For me, the album is not without its flaws. This is evident with Falling To Pieces, which is very much a song which is of a traditional composition, and feels slightly out of place with the rest of the record.
The album's final epic track, Thicker Than Water, weighs in at nearly 15 minutes and allows Nine Stones Close to demonstrate what a classic song should be. It begins with a slow intro where the Marillion comparisons can't be avoided, especially with Marc delivering his vocals in the same vulnerable and fragile way that Steve Hogarth manages to portray. The track goes through a number of tempo changes, building a dramatic soundscape that is worth numerous visits to fully absorb the quality.
I can't comment on the differences that the remastering has bought about, but to me the mix is very good, enabling the listener to easily define each instrument. This does sound like a very modern production.
Traces is a very good neo-progressive album with leanings towards Marillion, that with the addition of Marc Atkinson, raises the quality far beyond the average.
Steven Wilson — The Future Bites
Prog fans are extremely dedicated, but that loyalty can quickly fade when established musicians stray too far from what some fans consider 'progressive'. Genesis, Yes, Peter Gabriel and others still get flack from once loyal admirers.
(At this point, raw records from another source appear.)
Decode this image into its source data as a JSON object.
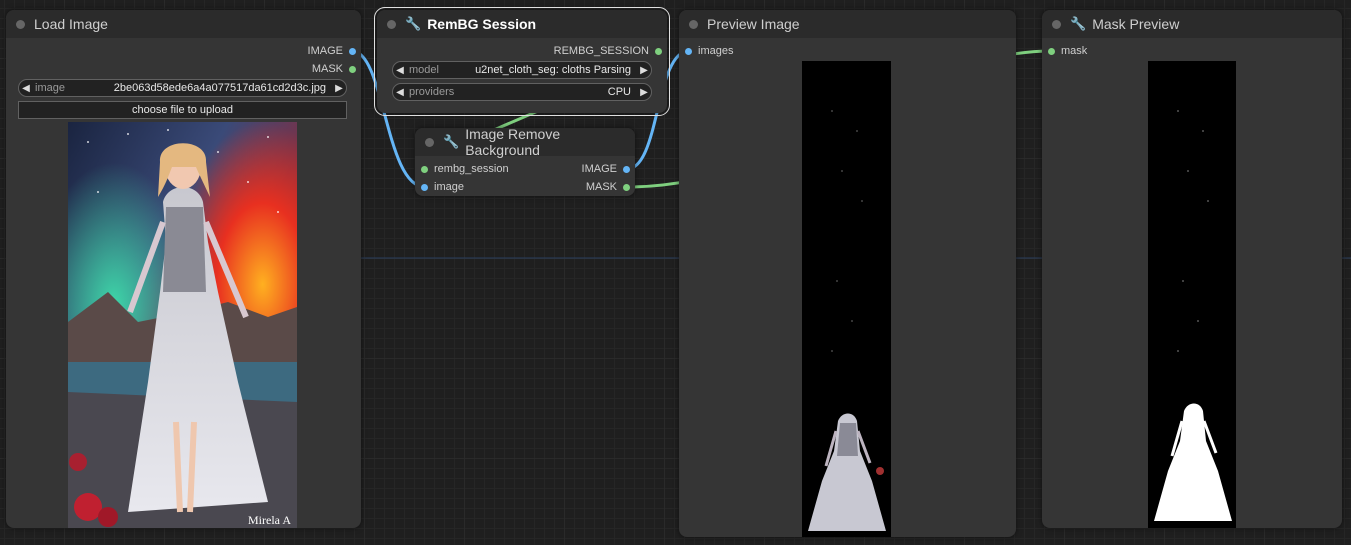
{
  "nodes": {
    "load_image": {
      "title": "Load Image",
      "outputs": {
        "image": "IMAGE",
        "mask": "MASK"
      },
      "widget_image": {
        "label": "image",
        "value": "2be063d58ede6a4a077517da61cd2d3c.jpg"
      },
      "upload_label": "choose file to upload",
      "watermark": "Mirela A"
    },
    "rembg_session": {
      "title": "RemBG Session",
      "outputs": {
        "session": "REMBG_SESSION"
      },
      "widget_model": {
        "label": "model",
        "value": "u2net_cloth_seg: cloths Parsing"
      },
      "widget_providers": {
        "label": "providers",
        "value": "CPU"
      }
    },
    "remove_bg": {
      "title": "Image Remove Background",
      "inputs": {
        "session": "rembg_session",
        "image": "image"
      },
      "outputs": {
        "image": "IMAGE",
        "mask": "MASK"
      }
    },
    "preview_image": {
      "title": "Preview Image",
      "inputs": {
        "images": "images"
      }
    },
    "mask_preview": {
      "title": "Mask Preview",
      "inputs": {
        "mask": "mask"
      }
    }
  },
  "colors": {
    "image_link": "#64b5f6",
    "mask_link": "#7fd07f",
    "session_link": "#ffffff",
    "node_bg": "#353535",
    "title_bg": "#2b2b2b"
  },
  "icons": [
    "wrench-icon",
    "arrow-left-icon",
    "arrow-right-icon"
  ]
}
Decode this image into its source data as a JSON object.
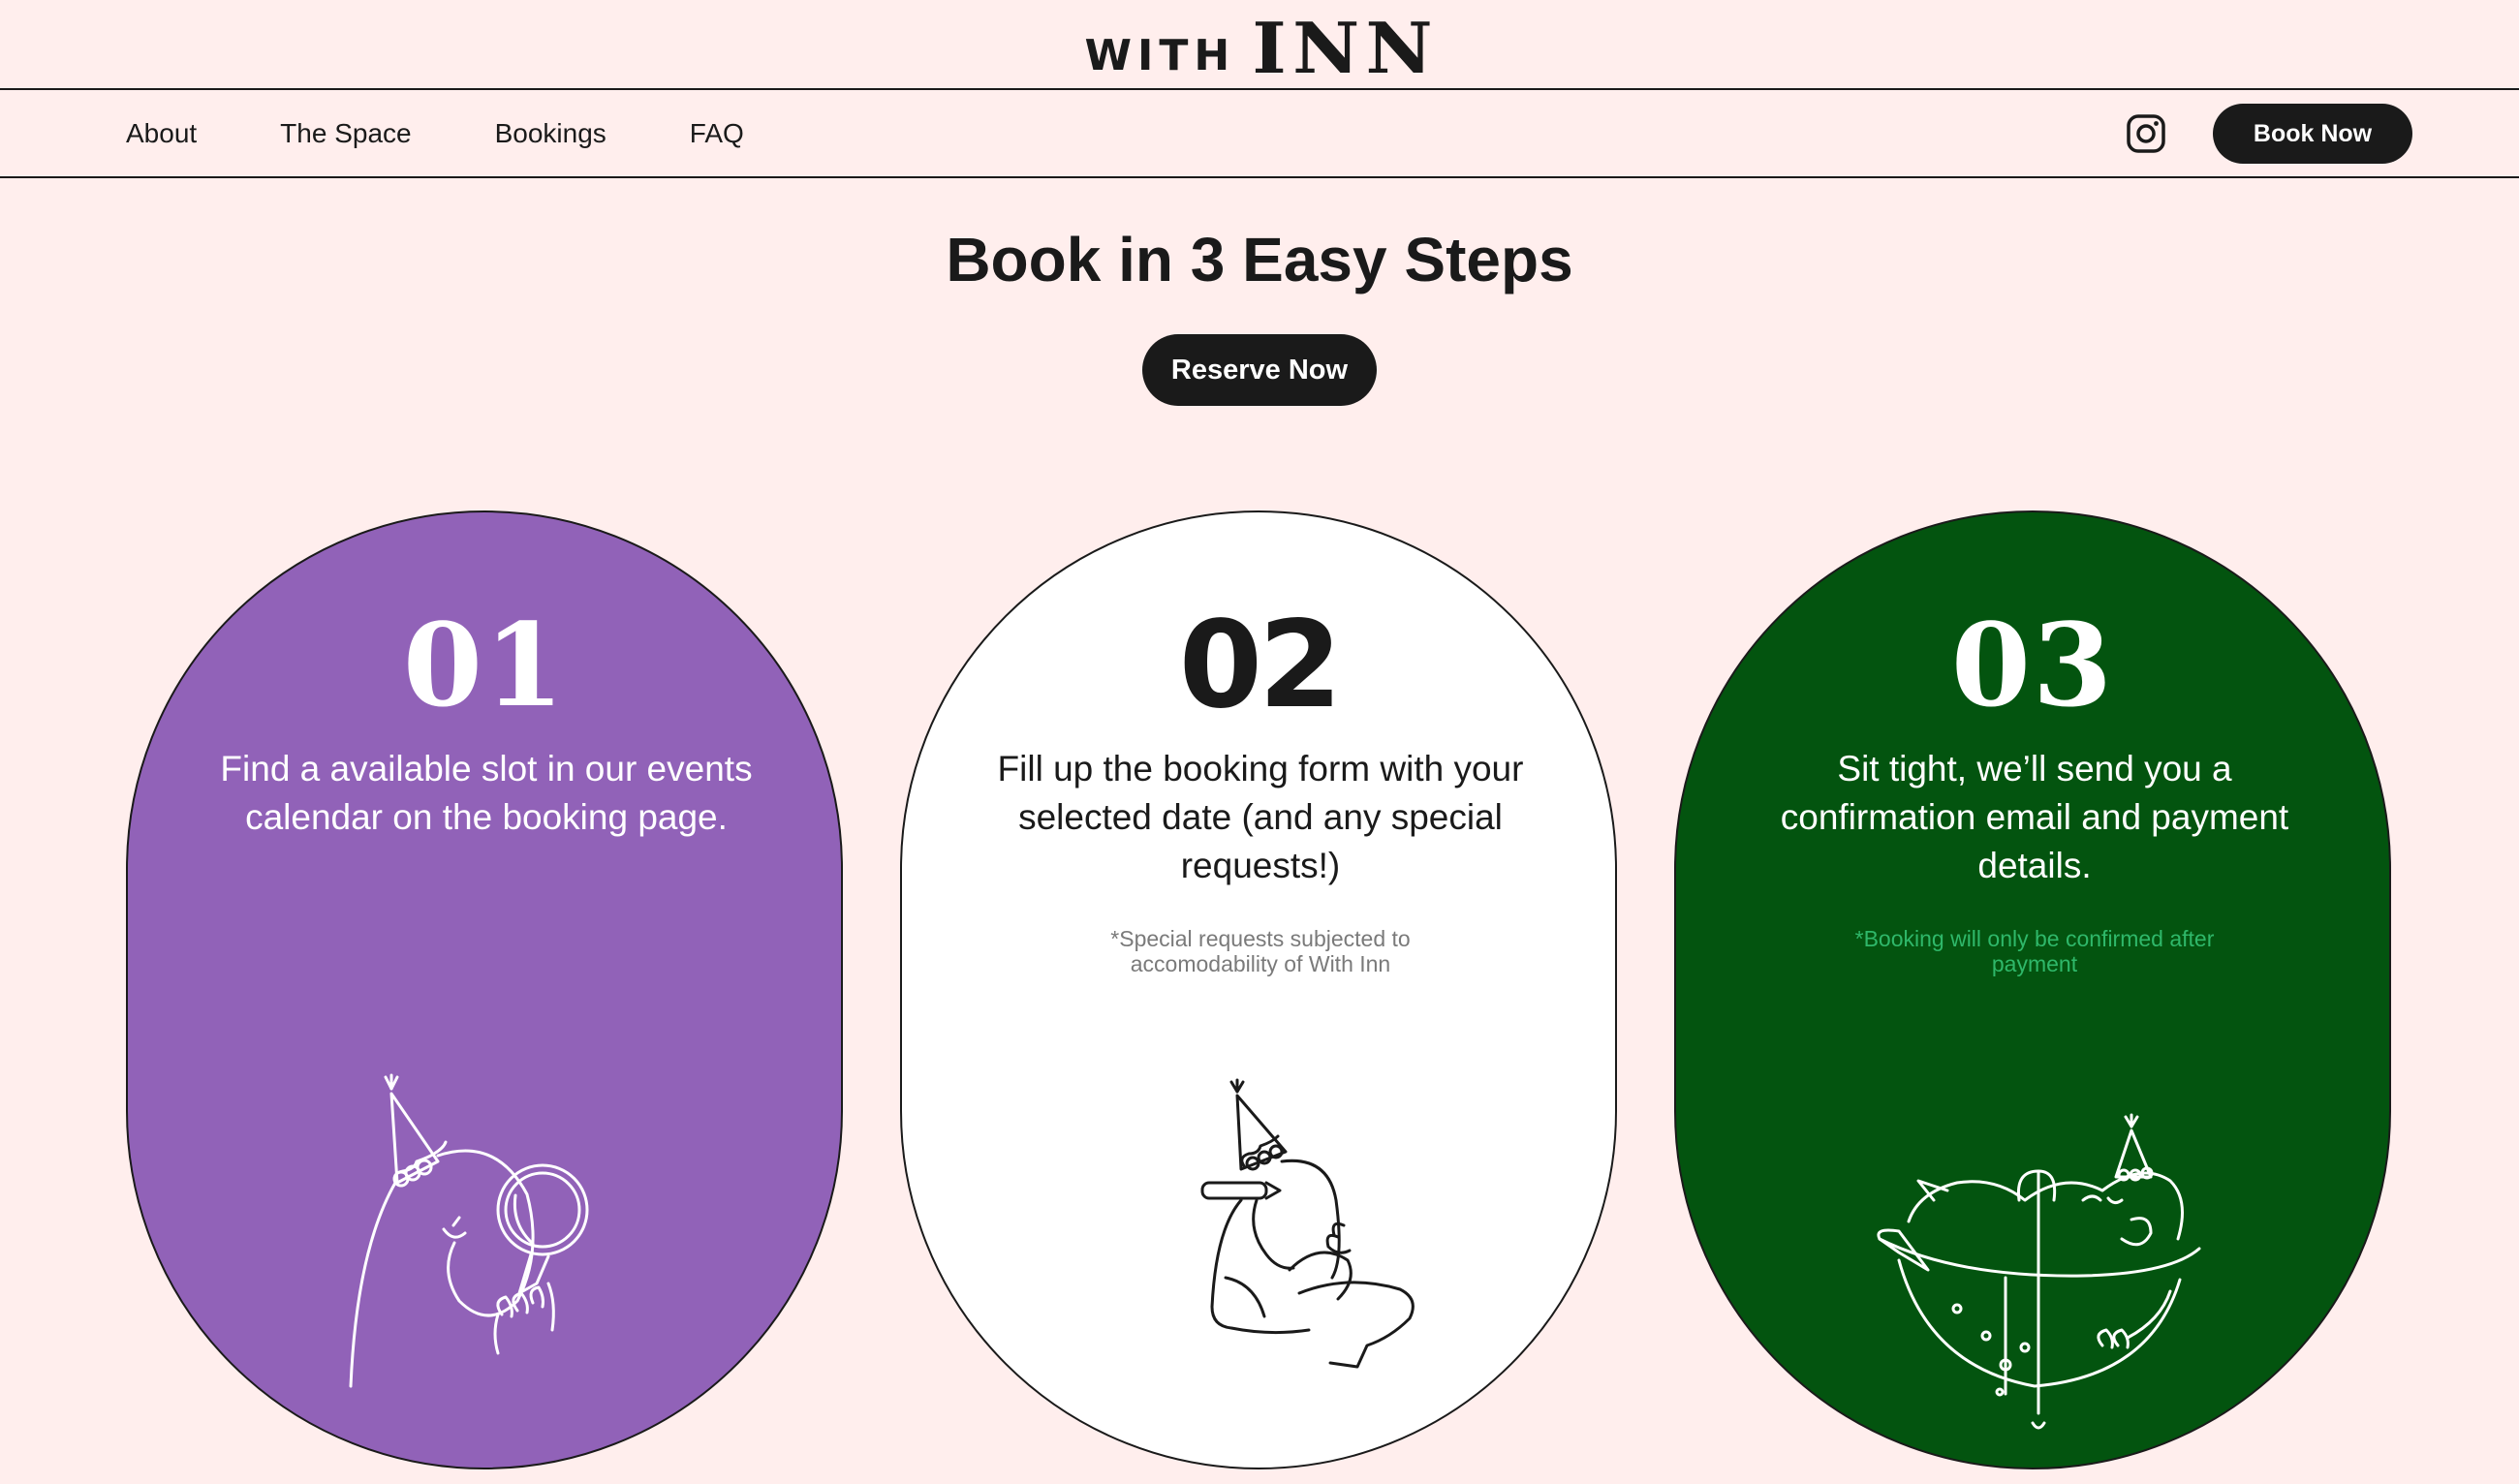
{
  "brand": {
    "logo_prefix": "WITH",
    "logo_name": "INN"
  },
  "nav": {
    "links": [
      "About",
      "The Space",
      "Bookings",
      "FAQ"
    ],
    "book_now_label": "Book Now",
    "icons": {
      "instagram": "instagram-icon"
    }
  },
  "hero": {
    "title": "Book in 3 Easy Steps",
    "reserve_label": "Reserve Now"
  },
  "steps": [
    {
      "number": "01",
      "text": "Find a available slot in our events calendar on the booking page.",
      "note": "",
      "bg_color": "#9162b8",
      "illustration": "character-with-magnifying-glass"
    },
    {
      "number": "02",
      "text": "Fill up the booking form with your selected date (and any special requests!)",
      "note": "*Special requests subjected to accomodability of With Inn",
      "bg_color": "#ffffff",
      "illustration": "character-writing-with-pencil"
    },
    {
      "number": "03",
      "text": "Sit tight, we’ll send you a confirmation email and payment details.",
      "note": "*Booking will only be confirmed after payment",
      "bg_color": "#03540f",
      "illustration": "character-relaxing-in-drink"
    }
  ],
  "colors": {
    "page_bg": "#ffeeed",
    "dark": "#1a1a1a",
    "purple": "#9162b8",
    "green": "#03540f",
    "green_note": "#2fb86a"
  }
}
The most recent example is Steven Wilson, who is perhaps the most popular prog artist of the last two decades. The visible dissent from some supporters began in 2017 with To The Bone, but that criticism was minimal compared to the outrage over The Future Bites. I have seen the words "sell out", "pop star" and "commercial garbage" used, and those were some of the nicer comments.
I can't be too judgemental, because upon hearing Personal Shopper and Emminent Sleaze, I too was initially taken aback. Perhaps, it was the female singers, the electronic instrumentation or the more immediate sound, but I shouldn't have been surprised. Steven has never been shy about his love of all kinds of music, including pop. He has unabashedly noted Abba and Prince as two of his favorites. Also, his other projects, Blackfield and No-Man are definitely more pop than prog.
As with the work of any musician that I admire, I gave this album a proper chance and it certainly paid off.
Considering all the elements of this album, the shock and awe reaction to it is surprising and I would dare say, misguided. Though the music contained within its nine tracks is somewhat different, this is also unmistakenly the work of Steven Wilson. He once again has followed his own musical path and is willing to shake things up artistically. Though I understand expectations and disappointment, anyone who considers this to be an example of modern pop, hasn't heard the top 40 in a very long time.
The aforementioned tracks are probably the most unlike his previous work, but who else could record a song quite like Personal Shopper? The same could be said for Unself/Self, King Ghost, Man of the People, Follower and Count of Unease. All of these songs bring an effective new twist to Wilson's diverse signature style.
12 Things I Forgot, a highlight, is more traditional, but still fits the overall tone of the album. Nothing here reflects the overt, classic prog of The Raven Who Refused to Sing or much of Hand Cannot Erase. Regardless, these compositions are compelling, the performances top notch and the production values, stellar. In fact, this is one of the best sounding albums I've heard in years.
The Future Bites could be placed in the same category of progressive music by bands like Tears for Fears, XTC or Talk Talk. The material is less organic and more accessible than much of Wilson's previous work, but it is also undeniably artistic and memorable. Ultimately, this release stands as another noteworthy achievement in a career that is overflowing with them.
Adhering to the 'less is more' length of classic albums, it is a brisk and potent 42 minutes. However, for those wanting more, the special edition box set contains an additional six new songs, and he has also released a b-sides collection of other tracks recorded in the same sessions. That set includes a very good remake of Lonely Robot's, In Floral Green.